*** Opening of Data for this exercise ***

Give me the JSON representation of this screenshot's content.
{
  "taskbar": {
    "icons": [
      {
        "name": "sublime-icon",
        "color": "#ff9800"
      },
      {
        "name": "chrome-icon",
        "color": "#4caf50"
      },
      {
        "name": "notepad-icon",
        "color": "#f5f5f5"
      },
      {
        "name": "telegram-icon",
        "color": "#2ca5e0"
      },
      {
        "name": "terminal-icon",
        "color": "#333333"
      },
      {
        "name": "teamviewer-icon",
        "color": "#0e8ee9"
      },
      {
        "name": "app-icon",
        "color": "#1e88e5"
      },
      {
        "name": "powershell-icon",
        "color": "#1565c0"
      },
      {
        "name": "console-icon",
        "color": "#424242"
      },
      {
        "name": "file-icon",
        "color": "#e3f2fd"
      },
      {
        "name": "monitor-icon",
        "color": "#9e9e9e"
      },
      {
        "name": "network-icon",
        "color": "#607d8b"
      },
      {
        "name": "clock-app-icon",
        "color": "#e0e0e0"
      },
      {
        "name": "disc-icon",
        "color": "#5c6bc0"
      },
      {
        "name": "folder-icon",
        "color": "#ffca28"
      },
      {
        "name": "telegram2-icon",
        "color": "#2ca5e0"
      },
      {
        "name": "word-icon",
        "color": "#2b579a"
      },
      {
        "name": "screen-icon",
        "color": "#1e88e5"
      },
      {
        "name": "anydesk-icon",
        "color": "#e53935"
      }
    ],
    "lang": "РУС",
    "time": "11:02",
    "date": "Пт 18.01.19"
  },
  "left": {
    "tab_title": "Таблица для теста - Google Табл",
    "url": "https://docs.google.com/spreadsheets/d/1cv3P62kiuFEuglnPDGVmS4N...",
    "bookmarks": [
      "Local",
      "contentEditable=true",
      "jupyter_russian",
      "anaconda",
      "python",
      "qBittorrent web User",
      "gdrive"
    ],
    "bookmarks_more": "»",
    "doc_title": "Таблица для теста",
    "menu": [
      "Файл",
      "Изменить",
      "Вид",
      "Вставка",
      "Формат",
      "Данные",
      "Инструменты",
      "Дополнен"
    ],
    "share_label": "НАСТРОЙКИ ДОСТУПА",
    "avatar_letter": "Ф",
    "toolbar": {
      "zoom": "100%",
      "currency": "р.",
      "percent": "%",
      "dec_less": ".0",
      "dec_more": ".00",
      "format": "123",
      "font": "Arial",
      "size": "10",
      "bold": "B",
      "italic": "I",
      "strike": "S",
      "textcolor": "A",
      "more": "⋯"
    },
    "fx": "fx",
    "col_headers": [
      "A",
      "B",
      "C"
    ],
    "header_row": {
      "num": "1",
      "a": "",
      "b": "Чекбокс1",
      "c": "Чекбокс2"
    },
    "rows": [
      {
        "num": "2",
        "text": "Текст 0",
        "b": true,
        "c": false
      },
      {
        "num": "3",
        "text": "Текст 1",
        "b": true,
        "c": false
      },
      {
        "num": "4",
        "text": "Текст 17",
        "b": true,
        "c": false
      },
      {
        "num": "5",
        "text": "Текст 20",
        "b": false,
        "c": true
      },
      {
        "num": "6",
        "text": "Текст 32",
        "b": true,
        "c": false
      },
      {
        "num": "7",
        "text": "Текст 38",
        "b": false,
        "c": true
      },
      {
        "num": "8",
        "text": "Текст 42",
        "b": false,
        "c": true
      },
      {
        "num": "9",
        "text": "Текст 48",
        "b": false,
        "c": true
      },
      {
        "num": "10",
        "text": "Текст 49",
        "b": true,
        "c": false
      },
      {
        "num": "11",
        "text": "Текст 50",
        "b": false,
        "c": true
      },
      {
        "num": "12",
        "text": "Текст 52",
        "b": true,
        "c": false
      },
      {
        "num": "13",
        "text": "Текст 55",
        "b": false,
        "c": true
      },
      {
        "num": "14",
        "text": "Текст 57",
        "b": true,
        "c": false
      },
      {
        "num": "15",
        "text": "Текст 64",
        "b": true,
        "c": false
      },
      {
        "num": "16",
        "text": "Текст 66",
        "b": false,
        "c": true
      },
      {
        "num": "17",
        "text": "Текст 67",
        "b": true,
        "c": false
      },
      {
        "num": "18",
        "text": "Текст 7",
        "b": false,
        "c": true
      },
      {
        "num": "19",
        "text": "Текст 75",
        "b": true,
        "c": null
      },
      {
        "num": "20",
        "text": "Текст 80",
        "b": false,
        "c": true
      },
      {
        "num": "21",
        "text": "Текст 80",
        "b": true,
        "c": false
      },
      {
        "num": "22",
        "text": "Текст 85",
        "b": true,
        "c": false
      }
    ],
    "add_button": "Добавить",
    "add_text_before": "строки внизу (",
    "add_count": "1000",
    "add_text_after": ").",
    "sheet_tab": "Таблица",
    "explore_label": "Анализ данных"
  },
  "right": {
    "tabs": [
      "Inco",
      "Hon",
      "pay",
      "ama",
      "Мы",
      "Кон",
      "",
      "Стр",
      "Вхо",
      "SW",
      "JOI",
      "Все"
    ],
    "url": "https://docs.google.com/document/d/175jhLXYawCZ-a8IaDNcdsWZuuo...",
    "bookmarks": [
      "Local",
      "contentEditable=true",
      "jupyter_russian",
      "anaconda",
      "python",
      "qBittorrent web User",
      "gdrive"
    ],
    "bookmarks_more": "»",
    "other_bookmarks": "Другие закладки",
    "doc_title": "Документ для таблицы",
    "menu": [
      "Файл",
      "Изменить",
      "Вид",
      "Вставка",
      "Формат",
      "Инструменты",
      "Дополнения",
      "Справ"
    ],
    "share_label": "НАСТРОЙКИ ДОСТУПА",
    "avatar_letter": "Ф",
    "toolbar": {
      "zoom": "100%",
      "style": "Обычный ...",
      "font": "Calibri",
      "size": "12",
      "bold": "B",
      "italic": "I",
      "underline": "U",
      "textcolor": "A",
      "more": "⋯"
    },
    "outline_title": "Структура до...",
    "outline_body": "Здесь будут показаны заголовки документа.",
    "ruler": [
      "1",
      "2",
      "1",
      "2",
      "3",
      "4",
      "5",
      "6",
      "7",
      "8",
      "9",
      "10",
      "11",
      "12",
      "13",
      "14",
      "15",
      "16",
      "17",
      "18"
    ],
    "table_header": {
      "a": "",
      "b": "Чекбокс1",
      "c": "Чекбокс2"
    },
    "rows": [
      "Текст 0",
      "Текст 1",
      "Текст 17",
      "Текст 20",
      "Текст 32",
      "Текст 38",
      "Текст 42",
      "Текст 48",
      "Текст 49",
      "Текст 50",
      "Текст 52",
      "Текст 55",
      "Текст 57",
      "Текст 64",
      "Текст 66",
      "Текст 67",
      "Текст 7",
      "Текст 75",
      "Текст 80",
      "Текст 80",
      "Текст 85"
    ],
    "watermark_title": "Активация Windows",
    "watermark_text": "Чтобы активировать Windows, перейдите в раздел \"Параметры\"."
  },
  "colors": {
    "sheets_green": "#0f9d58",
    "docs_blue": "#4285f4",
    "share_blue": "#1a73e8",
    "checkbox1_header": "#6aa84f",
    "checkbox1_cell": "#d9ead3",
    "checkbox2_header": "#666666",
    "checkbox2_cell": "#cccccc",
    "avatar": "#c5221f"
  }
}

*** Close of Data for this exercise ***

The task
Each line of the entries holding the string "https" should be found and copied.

Exercise output
    "url": "https://docs.google.com/spreadsheets/d/1cv3P62kiuFEuglnPDGVmS4N...",
    "url": "https://docs.google.com/document/d/175jhLXYawCZ-a8IaDNcdsWZuuo...",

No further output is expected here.